RN1 links the Haitian capital with the north of the country. The highway’s rehabilitation will help reduce travel times by half, enabling a quicker transportation of passengers and goods. In order to turn the improved stretch into a model corridor, the IDB has partnered with 3M, a leading U.S. company, which sent specialists to evaluate the road's conditions and is donating state-of-the-art signage and safety materials.
During the ceremony, Martelly and Moreno launched a campaign to improve road safety. Traffic accidents are the leading cause of deaths among young people in Latin America and the Caribbean, where low-income countries such as Haiti lose between 1 and 2 percent of their GDP a year due to the economic cost of crash-related deaths and injuries.
“This is a preventable tragedy,” said Moreno at a ceremony held here. “That is why we are taking action. We are incorporating road safety into all our road transport projects and we are partnering with others to spread this message.”
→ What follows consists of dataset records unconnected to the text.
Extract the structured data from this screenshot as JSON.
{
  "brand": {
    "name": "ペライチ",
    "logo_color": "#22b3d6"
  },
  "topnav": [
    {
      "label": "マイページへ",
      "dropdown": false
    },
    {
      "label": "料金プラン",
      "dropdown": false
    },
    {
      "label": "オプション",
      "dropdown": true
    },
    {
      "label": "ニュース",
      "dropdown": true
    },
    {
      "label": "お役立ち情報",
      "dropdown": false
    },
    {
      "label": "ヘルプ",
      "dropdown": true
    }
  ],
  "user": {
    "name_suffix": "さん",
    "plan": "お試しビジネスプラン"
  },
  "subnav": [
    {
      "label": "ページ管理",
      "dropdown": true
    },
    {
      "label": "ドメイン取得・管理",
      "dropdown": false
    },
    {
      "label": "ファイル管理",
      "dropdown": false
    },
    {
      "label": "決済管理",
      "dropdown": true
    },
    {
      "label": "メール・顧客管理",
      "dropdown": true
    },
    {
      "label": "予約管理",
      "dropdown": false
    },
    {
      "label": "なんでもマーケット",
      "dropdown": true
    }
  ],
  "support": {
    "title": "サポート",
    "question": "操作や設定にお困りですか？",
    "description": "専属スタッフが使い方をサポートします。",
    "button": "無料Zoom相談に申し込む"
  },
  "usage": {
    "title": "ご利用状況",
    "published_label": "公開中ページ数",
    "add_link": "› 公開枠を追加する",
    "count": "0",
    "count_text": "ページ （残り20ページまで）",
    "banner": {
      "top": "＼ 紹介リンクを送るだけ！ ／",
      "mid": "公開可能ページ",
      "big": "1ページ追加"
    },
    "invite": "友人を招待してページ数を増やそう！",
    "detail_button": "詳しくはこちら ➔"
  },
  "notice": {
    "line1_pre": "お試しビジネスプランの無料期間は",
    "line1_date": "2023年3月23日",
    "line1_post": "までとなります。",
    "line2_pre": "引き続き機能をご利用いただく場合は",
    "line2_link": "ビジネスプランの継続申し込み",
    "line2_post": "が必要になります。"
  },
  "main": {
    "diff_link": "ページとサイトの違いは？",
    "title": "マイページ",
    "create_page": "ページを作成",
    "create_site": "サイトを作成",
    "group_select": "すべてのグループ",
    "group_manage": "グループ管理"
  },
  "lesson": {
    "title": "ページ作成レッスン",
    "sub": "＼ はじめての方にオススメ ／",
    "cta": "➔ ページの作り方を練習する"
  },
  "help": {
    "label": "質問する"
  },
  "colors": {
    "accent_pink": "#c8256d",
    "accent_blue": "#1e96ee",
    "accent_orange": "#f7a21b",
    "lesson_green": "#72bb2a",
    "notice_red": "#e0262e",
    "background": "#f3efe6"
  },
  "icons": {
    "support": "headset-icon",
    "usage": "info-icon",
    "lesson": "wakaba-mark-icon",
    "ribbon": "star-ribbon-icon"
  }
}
Several donors are supporting different aspects of the campaign. The Korean government financed its design and implementation. The United States Agency for International Development (USAID) is providing 5,000 helmets and training for motorcycle taxi drivers. The International Organization for Migration (IOM) developed communication materials for public dissemination. Sesame Workshop is donating Sesame Street coloring books with road safety themes.
Among the campaign’s local partners are the Lucienne Deschamps Foundation, the municipalities of Saint Marc, Arcahaie and Cabaret and many local media outlets.
The campaign’s messages will be spread in many ways, besides traditional roadside billboards. Samuel Dalembert, the only Haitian-born player in the National Basketball Association, will serve as a spokesman. Michael Benjamin, a young star of Haiti’s kompa music, wrote and interpreted the campaign’s song with the Petites Chanteurs, a renowned choir from a local music school, Holy Trinity.
In a bid to influence drivers and passengers of tap taps, the colorful buses and pickup trucks used for mass transport, the campaign will distribute recordings of Radio Tap Tap, 15-minute soap operas that will weave in road safety themes. More than 400 tap tap owners have agreed to play the recordings on their vehicles.
Messages such as “speed kills,” “helmets save lives,” and “alcohol and driving don’t mix” will be aimed at adult drivers via radio and Chemin Lakay, a newspaper that uses cartoons to propagate public service message on vital social issues. The campaign will particularly focus on youths and children, who typically walk to and from school on busy roads.